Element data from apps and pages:
....

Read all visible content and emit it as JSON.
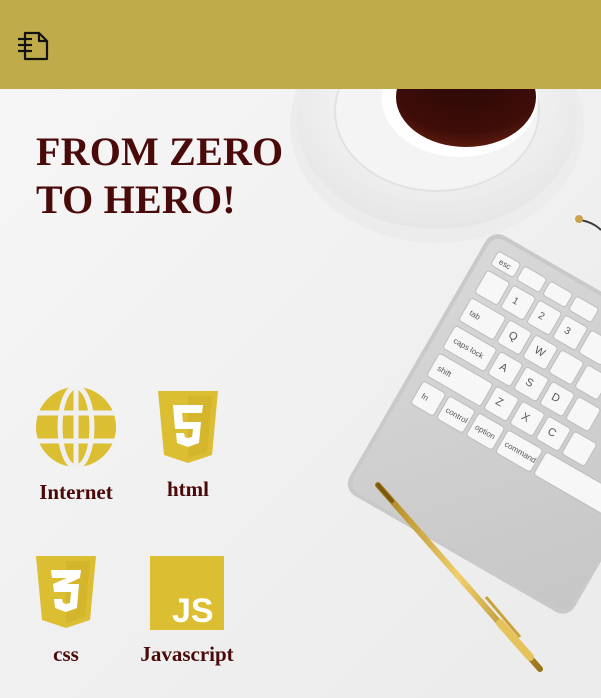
{
  "header": {
    "menu_icon": "file-menu-icon",
    "background_color": "#bfab4a"
  },
  "hero": {
    "title_line1": "FROM ZERO",
    "title_line2": "TO HERO!",
    "title_color": "#4b0a0a",
    "image_description_icons": [
      "coffee-cup",
      "keyboard",
      "pen"
    ]
  },
  "skills": [
    {
      "label": "Internet",
      "icon": "globe-icon"
    },
    {
      "label": "html",
      "icon": "html5-icon"
    },
    {
      "label": "css",
      "icon": "css3-icon"
    },
    {
      "label": "Javascript",
      "icon": "javascript-icon"
    }
  ],
  "icon_color": "#dcbe32",
  "keyboard_keys": {
    "esc": "esc",
    "tab": "tab",
    "caps": "caps lock",
    "shift": "shift",
    "fn": "fn",
    "control": "control",
    "option": "option",
    "command": "command",
    "q": "Q",
    "w": "W",
    "a": "A",
    "s": "S",
    "d": "D",
    "z": "Z",
    "x": "X",
    "c": "C",
    "one": "1",
    "two": "2",
    "three": "3"
  }
}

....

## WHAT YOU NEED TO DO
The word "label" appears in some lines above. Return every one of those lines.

## ANSWER BELOW
      "label": "Internet",
      "label": "html",
      "label": "css",
      "label": "Javascript",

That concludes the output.